Australian banks are failing to take an international ATM hack warning seriously, a leading cybercrime analyst has warned, with depositors likely to bear the brunt of any breach.
The US-based Federal Bureau of Investigation issued a worldwide warning to banks in early-August surrounding the emergence of a new "ATM cash-out" hack.
The new method involves criminals hacking the internal systems of the automated teller and getting it to spit out cash for them to collect, compromising critical bank and consumer information in the process.
But a month on from the initial warning, the chief executive of the International Cyber Resilience Institute, Andrew Bycroft, has seen little in the way of action from Australian banks and has questioned how seriously they've taken the alert.
"So far the FBI has seen some activity and been highly suspicious of that area - they are putting out a warning - but I don't know how seriously that warning has been taken at this point in time," Byrcoft told AB+F.
He pointed to the outdated systems present on many ATMS. Bycroft claimed many were still running technology as old Windows XP - first released in 2001 and no longer supported with security updates from Microsoft for up to 10 years.
"A lot of [ATMs are] using out of date software and sometimes not even supported by the operating system vendor anymore so that means they can be quite vulnerable," Bycroft said. "[Criminals] can actually take control of them."
Spokespeople for National Australia Bank, and Commonwealth Bank relayed to AB+F that they take security seriously and were looking to evolve their processes, however, due to security concerns they would not reveal the software their ATMs run or how old it is.
Westpac and ANZ were contacted for comment.
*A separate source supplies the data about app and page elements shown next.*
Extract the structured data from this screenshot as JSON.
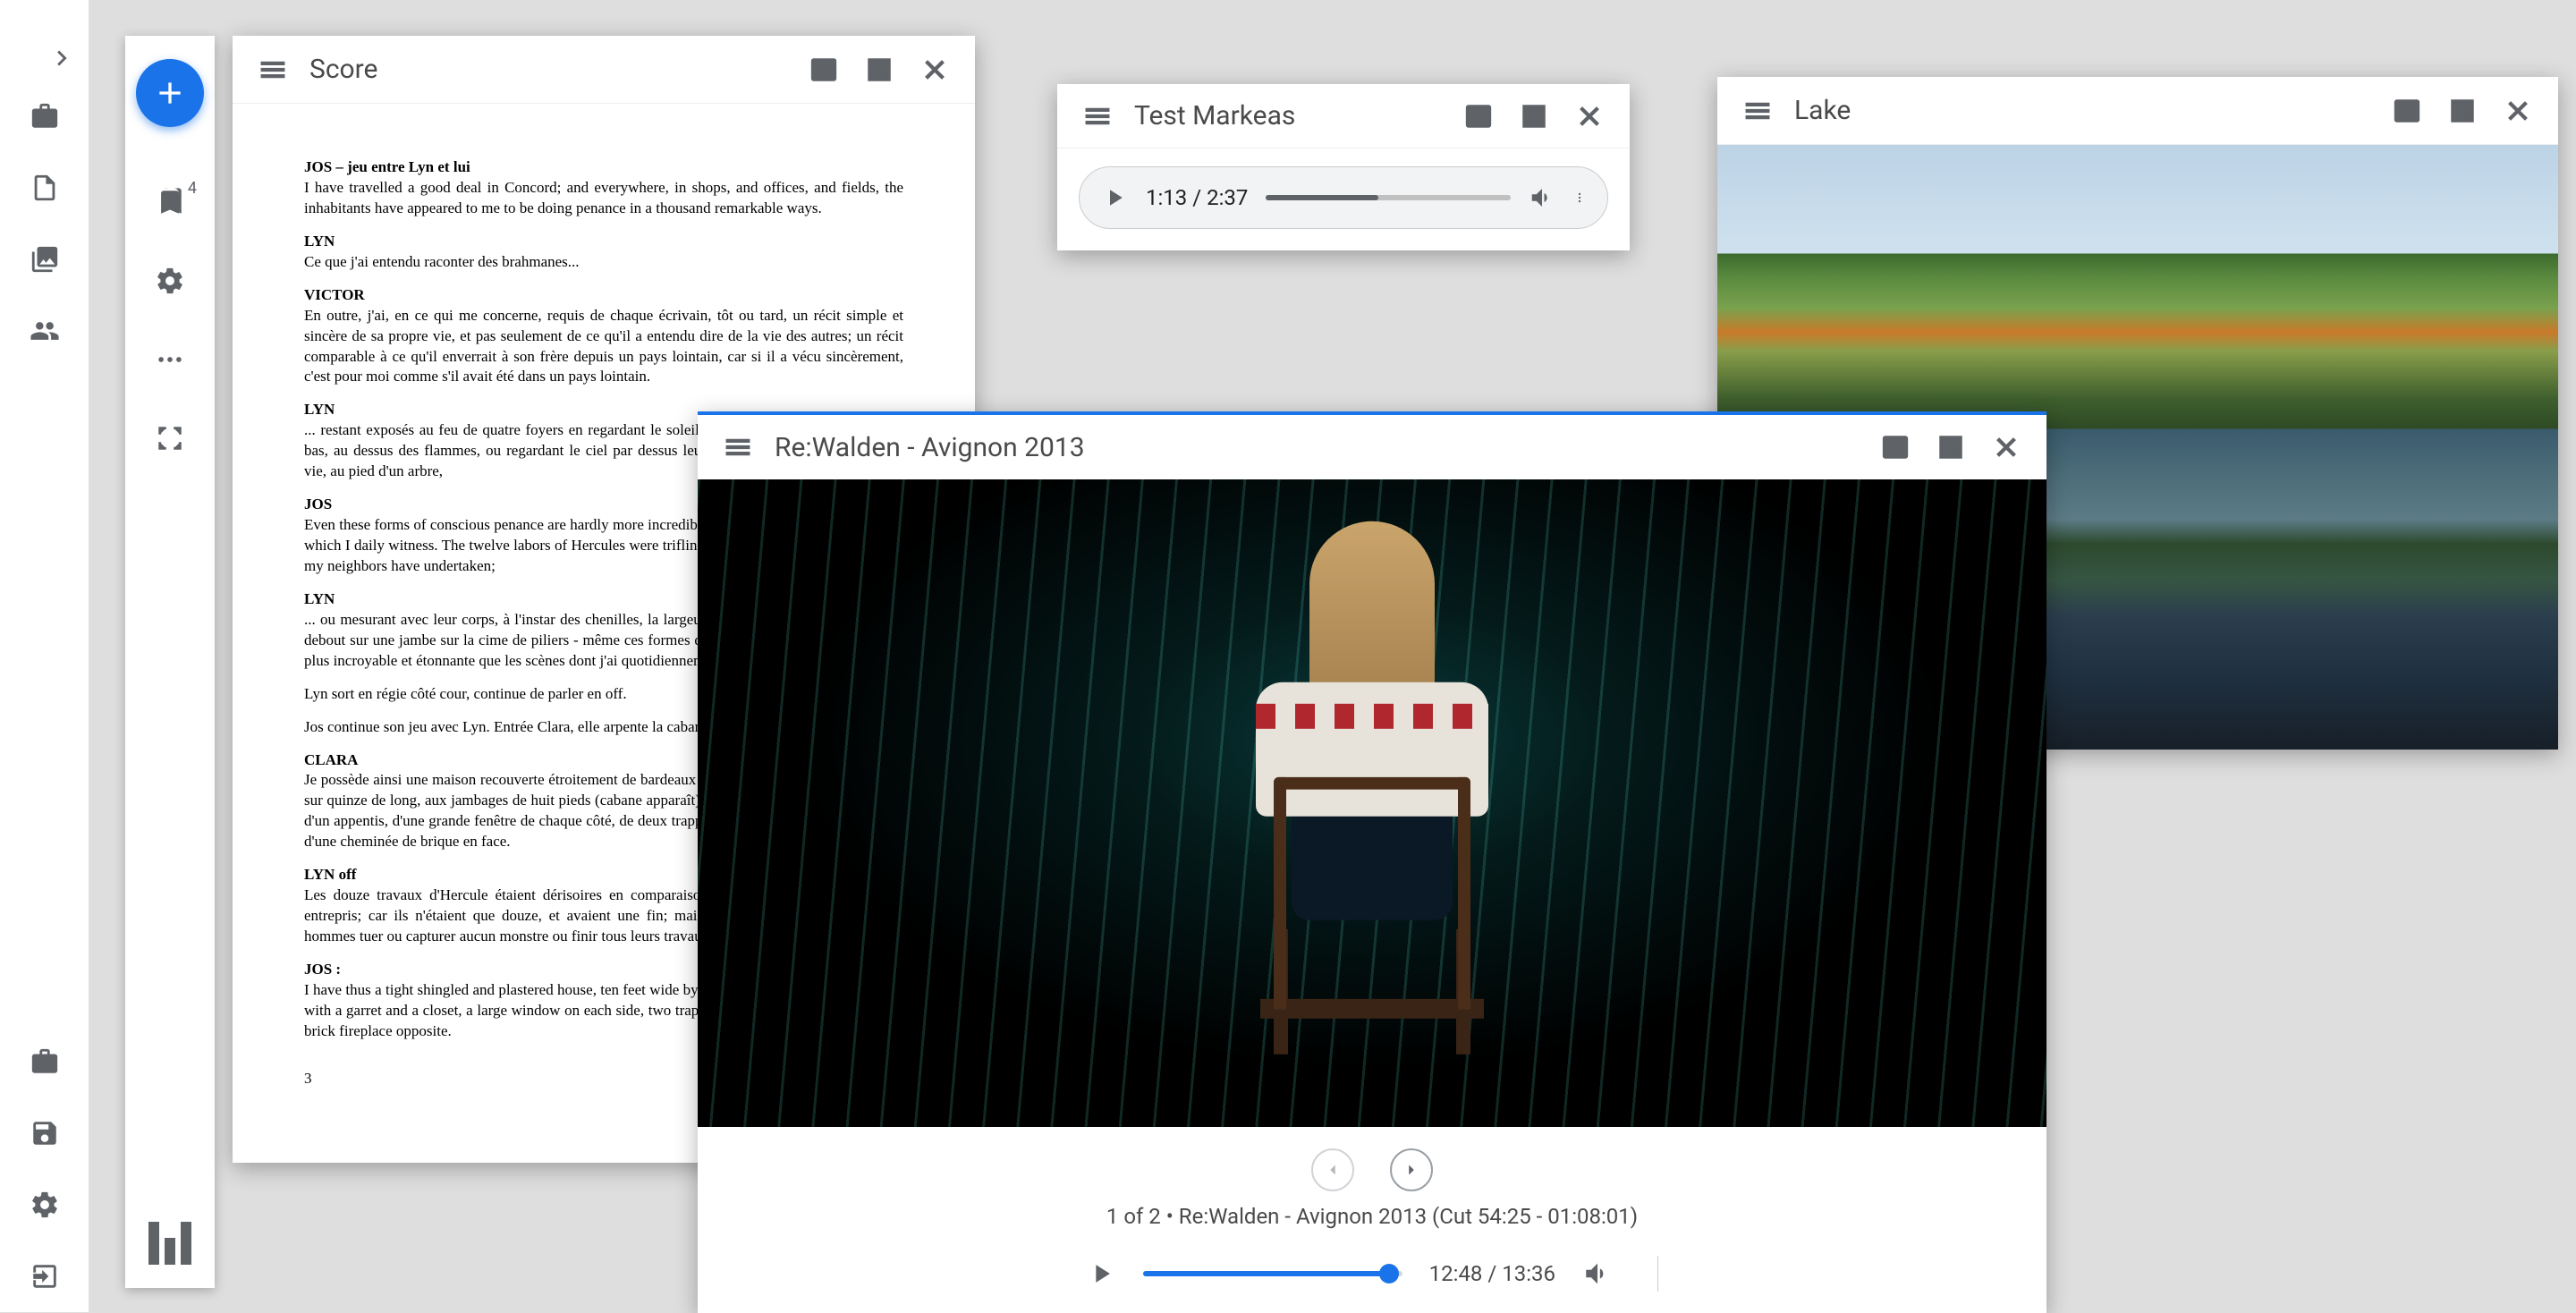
{
  "rail": {
    "bookmark_badge": "4"
  },
  "panels": {
    "score": {
      "title": "Score",
      "page_number": "3",
      "blocks": [
        {
          "speaker": "JOS – jeu entre Lyn et lui",
          "text": "I have travelled a good deal in Concord; and everywhere, in shops, and offices, and fields, the inhabitants have appeared to me to be doing penance in a thousand remarkable ways."
        },
        {
          "speaker": "LYN",
          "text": "Ce que j'ai entendu raconter des brahmanes..."
        },
        {
          "speaker": "VICTOR",
          "text": "En outre, j'ai, en ce qui me concerne, requis de chaque écrivain, tôt ou tard, un récit simple et sincère de sa propre vie, et pas seulement de ce qu'il a entendu dire de la vie des autres; un récit comparable à ce qu'il enverrait à son frère depuis un pays lointain, car si il a vécu sincèrement, c'est pour moi comme s'il avait été dans un pays lointain."
        },
        {
          "speaker": "LYN",
          "text": "... restant exposés au feu de quatre foyers en regardant le soleil en face; ou suspendus la tête en bas, au dessus des flammes, ou regardant le ciel par dessus leurs épaules; ou enchaînés pour la vie, au pied d'un arbre,"
        },
        {
          "speaker": "JOS",
          "text": "Even these forms of conscious penance are hardly more incredible and astonishing than the scenes which I daily witness. The twelve labors of Hercules were trifling in comparison with those which my neighbors have undertaken;"
        },
        {
          "speaker": "LYN",
          "text": "... ou mesurant avec leur corps, à l'instar des chenilles, la largeur de vastes empires; ou se tenant debout sur une jambe sur la cime de piliers - même ces formes de pénitence voulue ne sont guère plus incroyable et étonnante que les scènes dont j'ai quotidiennement été témoin."
        },
        {
          "speaker": "",
          "text": "Lyn sort en régie côté cour, continue de parler en off."
        },
        {
          "speaker": "",
          "text": "Jos continue son jeu avec Lyn.\nEntrée Clara, elle arpente la cabane qui n'est pas encore apparue."
        },
        {
          "speaker": "CLARA",
          "text": "Je possède ainsi une maison recouverte étroitement de bardeaux et de plâtre, de dix pieds de large sur quinze de long, aux jambages de huit pieds (cabane apparaît), dotée d'un grenier, d'un placard, d'un appentis, d'une grande fenêtre de chaque côté, de deux trappes, d'une porte à son extrémité et d'une cheminée de brique en face."
        },
        {
          "speaker": "LYN off",
          "text": "Les douze travaux d'Hercule étaient dérisoires en comparaison de ceux que mes voisins ont entrepris; car ils n'étaient que douze, et avaient une fin; mais je ne pourrais jamais voir ces hommes tuer ou capturer aucun monstre ou finir tous leurs travaux."
        },
        {
          "speaker": "JOS :",
          "text": "I have thus a tight shingled and plastered house, ten feet wide by fifteen long, and eight-feet posts, with a garret and a closet, a large window on each side, two trap doors, one door at the end, and a brick fireplace opposite."
        }
      ]
    },
    "audio": {
      "title": "Test Markeas",
      "current": "1:13",
      "total": "2:37"
    },
    "lake": {
      "title": "Lake"
    },
    "video": {
      "title": "Re:Walden - Avignon 2013",
      "meta_prefix": "1 of 2 • ",
      "meta_main": "Re:Walden - Avignon 2013 (Cut 54:25 - 01:08:01)",
      "current": "12:48",
      "total": "13:36"
    }
  }
}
Despite not providing a formal reply, their respective media teams said they would be reticent to reveal the details of the ATM software as well.
Though Bycroft remained unconvinced. "Its probably because - if you look at Australian banks for example - it falls back to the Australian mentality overall. We tend to be very optimistic, we tend to think 'well it probably wont happen to us' but in reality Australia has been victim to many cyber crimes over the years."
"Usually we're not the first to be victims - it does usually turn out to be other entities in other countries - but obviously we should take it very seriously because there is a risk," he said.
According to Bycroft, the cost of inaction would be passed onto the consumer.
"If banks lose money, its more likely to mean fees go up to cover for those loses."
However, he remained sympathetic for the banks due to the huge undertaking that would need to take place to update their ATMs across the country.
"I think its quite difficult because of the fact they have to distribute it all over the country and sometimes, Australian banks for example, have operations offshore. So to actually go and roll out new releases and code to those is quite a daunting challenge," he said.
ANZ and CBA push back
The full ANZ and CBA responses are below:
NAB spokesperson - “We continually look at how we evolve and invest in security across the business. For example, in recent months we have moved all security-related operations under one division as we continue to strengthen and evolve the way we protect customers, our people and our shareholders. The move sees all elements of NAB’s security – from a physical, fraud and cyber perspective – come together in an integrated security model under new Chief Security Officer David Fairman, who has come to NAB from Royal Bank of Canada. As the world constantly evolves, unfortunately, so too does the sophistication of the way criminals act and we must constantly look for ways to improve, to deepen our perspective on security, to protect our people and our customers.”
CBA spokesperson - “As a bank we take security matters seriously. That’s why we employ high quality fraud prevention and detection technology, across all our channels including our ATM network. We invest heavily in ensuring this technology is kept up-to-date. We also have a dedicated team that regularly monitors unusual or suspicious activity so we can respond quickly if a security incident occurs. We work closely with law enforcement agencies and other banks to share information and understand potential threats. Any security warnings issued by these institutions are taken seriously and we act swiftly according to each individual circumstance to maintain the level of security our customers have come to expect from us.”